Or perhaps it was the kids and their boats on the Luxembourg Gardens pond. Or Devon’s first glance, from a distance, of the top of the Eiffel Tower, a glance that elicited an audible gasp. Or the spirited youth band that ended its two-hour performance in the gardens with Beethoven’s “Ode to Joy.”
You see, our grand plan to bring 7-year-old Devon to France, landing on our 44th anniversary, couldn’t have started much worse. No more than 30 minutes off the plane, after 12 hours of travel with a stop in Iceland, I was struggling with the automatic ticket machine at DeGaulle Airport to buy three tickets for the RER to Paris, when a woman said, “That man walked off with your bag.”
He was gone, and Devon’s little blue suitcase was gone with him. I never saw him. Kathy never saw him. Devon did, but he smiled and took his hand off her bag and when she looked away, he moved fast. Very fast. I felt like a fool for having tried to use the automatic machines and missing the whole thing. Devon felt simply awful, and angry. Her first minutes in Paris.
She and Kathy had shared the bag for carry-on in case our checked bags went astray. It had Devon’s new backpack in it, her Barbies, her My Little Ponies, all of Kathy’s jewelry for the trip, both of their bathing suits, both of their nightgowns, our electrical adapters (tomorrow’s shopping expedition). And with the bag, at least until we struggled to our apartment and managed a few hours of sleep, we lost something much worse. Our spirit. Our excitement that has sustained us all our planning and reading a few months.
But this is Paris and Devon is Devon.

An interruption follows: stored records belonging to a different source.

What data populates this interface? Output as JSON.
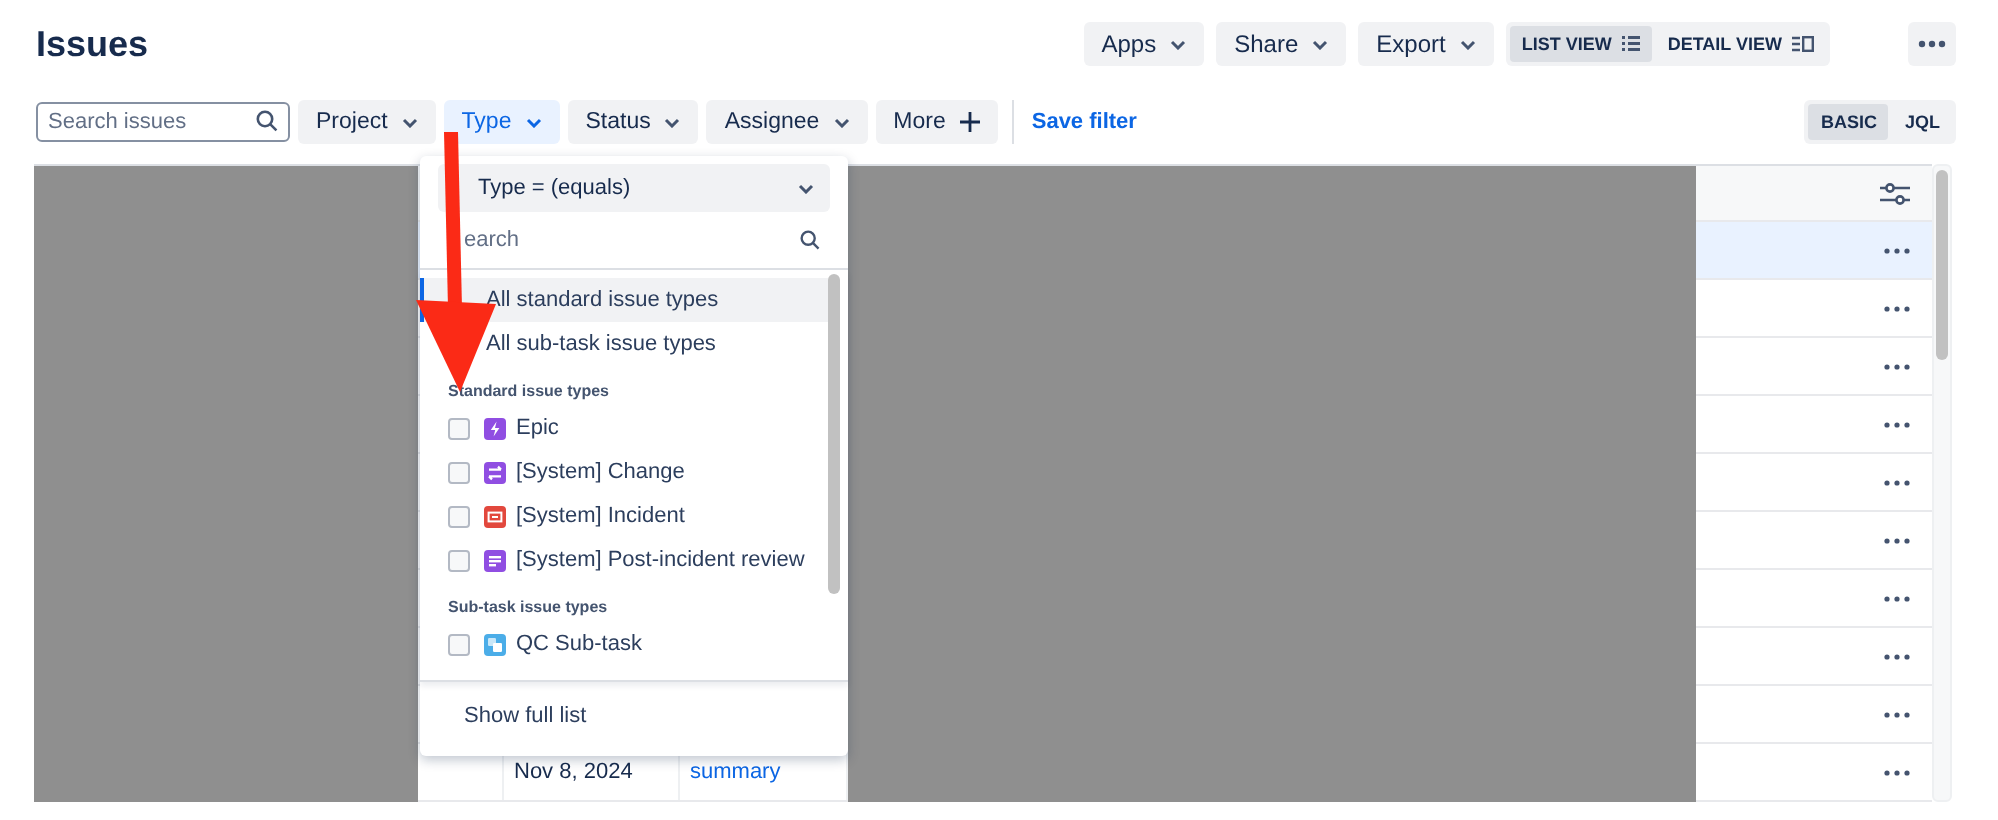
{
  "title": "Issues",
  "header_buttons": [
    {
      "label": "Apps"
    },
    {
      "label": "Share"
    },
    {
      "label": "Export"
    }
  ],
  "view_toggle": [
    {
      "label": "LIST VIEW",
      "kind": "list",
      "selected": true
    },
    {
      "label": "DETAIL VIEW",
      "kind": "detail",
      "selected": false
    }
  ],
  "filter_bar": {
    "search": {
      "placeholder": "Search issues"
    },
    "filters": [
      {
        "label": "Project",
        "active": false
      },
      {
        "label": "Type",
        "active": true
      },
      {
        "label": "Status",
        "active": false
      },
      {
        "label": "Assignee",
        "active": false
      }
    ],
    "more": "More",
    "save_filter": "Save filter",
    "mode": [
      {
        "label": "BASIC",
        "selected": true
      },
      {
        "label": "JQL",
        "selected": false
      }
    ]
  },
  "table": {
    "rows": [
      {
        "selected": true
      },
      {
        "selected": false
      },
      {
        "selected": false
      },
      {
        "selected": false
      },
      {
        "selected": false
      },
      {
        "selected": false
      },
      {
        "selected": false
      },
      {
        "selected": false
      },
      {
        "selected": false
      },
      {
        "selected": false,
        "created": "Nov 8, 2024",
        "summary": "summary"
      }
    ]
  },
  "type_dropdown": {
    "operator": "Type = (equals)",
    "search": {
      "placeholder": "earch"
    },
    "options": [
      {
        "kind": "all",
        "label": "All standard issue types",
        "highlighted": true
      },
      {
        "kind": "all",
        "label": "All sub-task issue types",
        "highlighted": false
      },
      {
        "kind": "heading",
        "label": "Standard issue types"
      },
      {
        "kind": "type",
        "label": "Epic",
        "checked": false,
        "color": "#904ee2"
      },
      {
        "kind": "type",
        "label": "[System] Change",
        "checked": false,
        "color": "#904ee2"
      },
      {
        "kind": "type",
        "label": "[System] Incident",
        "checked": false,
        "color": "#e2483d"
      },
      {
        "kind": "type",
        "label": "[System] Post-incident review",
        "checked": false,
        "color": "#904ee2"
      },
      {
        "kind": "heading",
        "label": "Sub-task issue types"
      },
      {
        "kind": "type",
        "label": "QC Sub-task",
        "checked": false,
        "color": "#4bade8"
      }
    ],
    "footer": "Show full list"
  }
}
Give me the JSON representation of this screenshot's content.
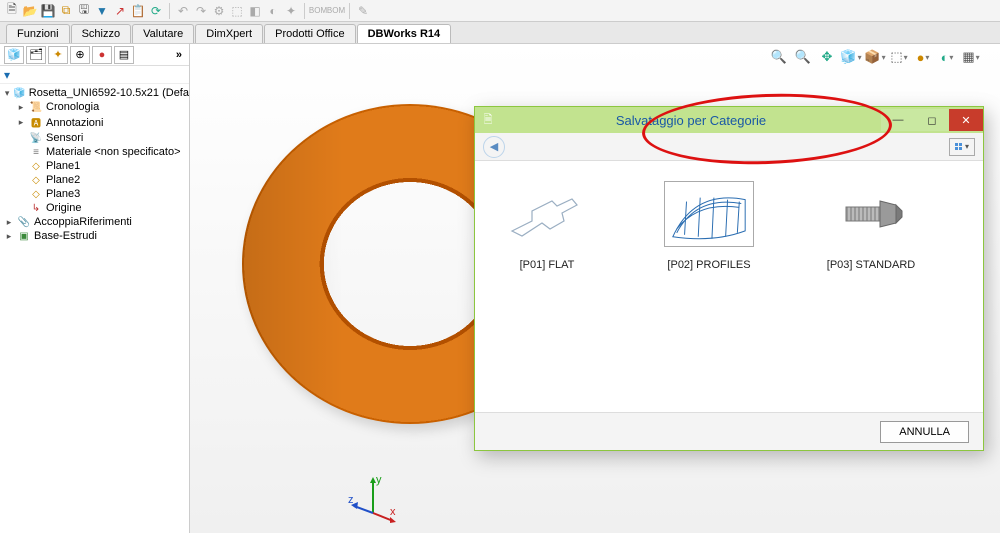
{
  "toolbar": {
    "icons": [
      "new",
      "open",
      "save",
      "bookmark",
      "save-all",
      "filter",
      "export",
      "paste",
      "refresh",
      "sep",
      "undo",
      "redo",
      "rebuild",
      "sep",
      "analyze",
      "render",
      "shade",
      "settings",
      "sep",
      "bom1",
      "bom2",
      "sep",
      "sketch-tool",
      "sep"
    ]
  },
  "tabs": [
    {
      "id": "funzioni",
      "label": "Funzioni",
      "active": false
    },
    {
      "id": "schizzo",
      "label": "Schizzo",
      "active": false
    },
    {
      "id": "valutare",
      "label": "Valutare",
      "active": false
    },
    {
      "id": "dimxpert",
      "label": "DimXpert",
      "active": false
    },
    {
      "id": "prodotti",
      "label": "Prodotti Office",
      "active": false
    },
    {
      "id": "dbworks",
      "label": "DBWorks R14",
      "active": true
    }
  ],
  "featuretree": {
    "root": "Rosetta_UNI6592-10.5x21 (Defa",
    "items": [
      {
        "icon": "📜",
        "label": "Cronologia",
        "expand": true,
        "indent": 1
      },
      {
        "icon": "🅰",
        "label": "Annotazioni",
        "expand": true,
        "indent": 1,
        "color": "#c88b00"
      },
      {
        "icon": "📡",
        "label": "Sensori",
        "expand": false,
        "indent": 1,
        "color": "#2a8"
      },
      {
        "icon": "≡",
        "label": "Materiale <non specificato>",
        "expand": false,
        "indent": 1,
        "color": "#777"
      },
      {
        "icon": "◇",
        "label": "Plane1",
        "expand": false,
        "indent": 1,
        "color": "#c88b00"
      },
      {
        "icon": "◇",
        "label": "Plane2",
        "expand": false,
        "indent": 1,
        "color": "#c88b00"
      },
      {
        "icon": "◇",
        "label": "Plane3",
        "expand": false,
        "indent": 1,
        "color": "#c88b00"
      },
      {
        "icon": "↳",
        "label": "Origine",
        "expand": false,
        "indent": 1,
        "color": "#b33"
      },
      {
        "icon": "📎",
        "label": "AccoppiaRiferimenti",
        "expand": true,
        "indent": 0,
        "root": true,
        "color": "#2a8"
      },
      {
        "icon": "▣",
        "label": "Base-Estrudi",
        "expand": true,
        "indent": 0,
        "root": true,
        "color": "#3a8a3a"
      }
    ]
  },
  "viewribbon": [
    "zoom-in",
    "zoom-out",
    "pan",
    "box",
    "sep",
    "display",
    "sep",
    "shade",
    "sep",
    "hidden",
    "sep",
    "appearance",
    "sep",
    "light",
    "sep"
  ],
  "triad": {
    "x": "x",
    "y": "y",
    "z": "z"
  },
  "dialog": {
    "title": "Salvataggio per Categorie",
    "back": "back",
    "categories": [
      {
        "id": "p01",
        "label": "[P01] FLAT"
      },
      {
        "id": "p02",
        "label": "[P02] PROFILES"
      },
      {
        "id": "p03",
        "label": "[P03] STANDARD"
      }
    ],
    "cancel": "ANNULLA"
  }
}
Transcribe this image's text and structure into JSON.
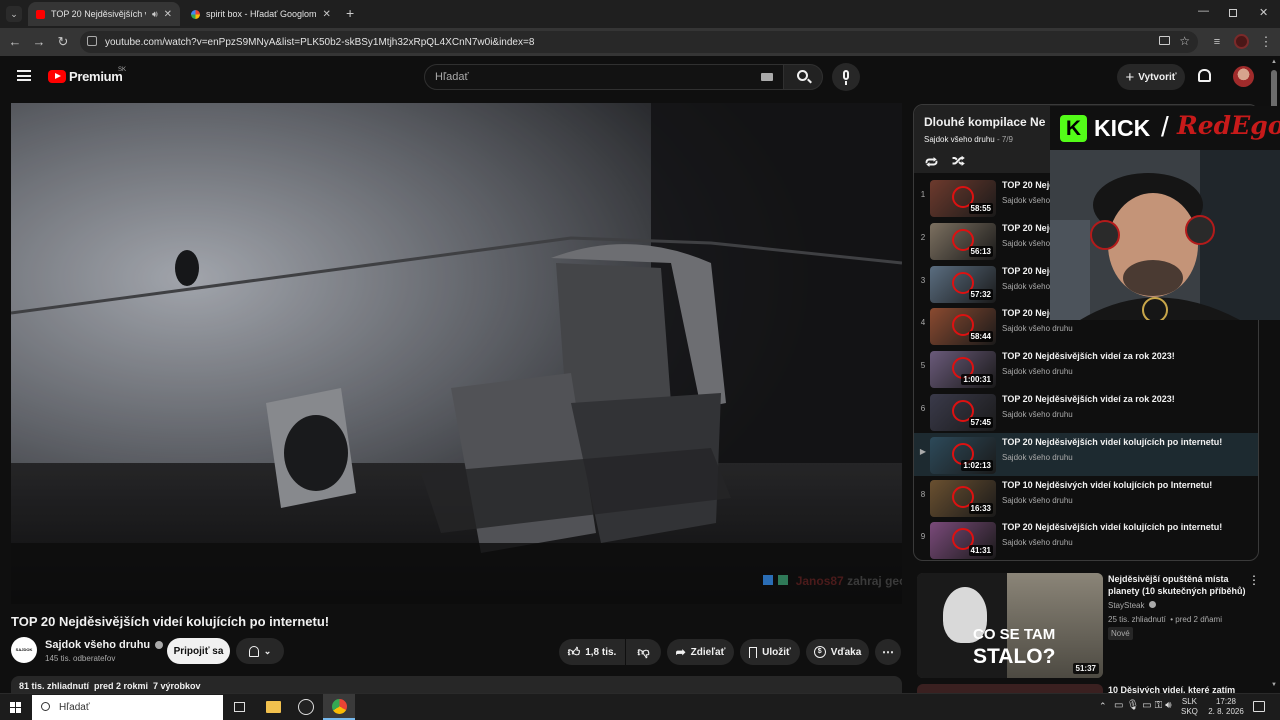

When she said “merci beaucoup” and “bonne journee” to the woman who sold us a replica Eiffel Tower and a teddy bear book (in French) at a newsstand, the vendor complimented her accent (she only knows about 10 words of French!). When she charmed the waiter at dinner, he took her into the bar to hand her a lollipop. And when we bought her une gaufre — a waffle sprinkled with powdered sugar — at an outdoor cafe during the park concert, her mood lifted — several thousand feet of lift, in fact. She loved it.
“My idea,” Kathy said with a twinkle. “I have good ideas.” It was nice to see them both smiling again, too. Kathy had worked hard to get Devon out of her funk. (I’m biased but she’s an amazing grandmother.)
Unitl today, we’ve been very lucky over the years. When a man stole Kathy’s purse from beside her feet at a Hungarian Restaurant near Columbia University nearly 40 years ago, she noticed in time for me to pursue him out the front door, confront him, when he turned, and ask, “where’s the purse?” He pulled it from beneath his winter coat and handed it to me, to the wild cheers of restaurant patrons. When our apartment was broken into in Aix-en-Provence in 2007, the robbers took exactly nothing. They ignored such valuables as a leather coat and computer in the closet to search from keys to our landlady’s big house. So to be robbed in broad daylight inches beneath my nose came as a real shock. It was humiliating, too.
“Forgive yourselves,” our good friend Jen wrote. It was an insightful comment. And we already have.
Things can be replaced. Special people and journeys to remarkable places can’t be.
We’re lucky to be here with Devon. And besides, this gives both her and Kathy permission to buy cool things in Paris. Me? I’ll just have to be patient.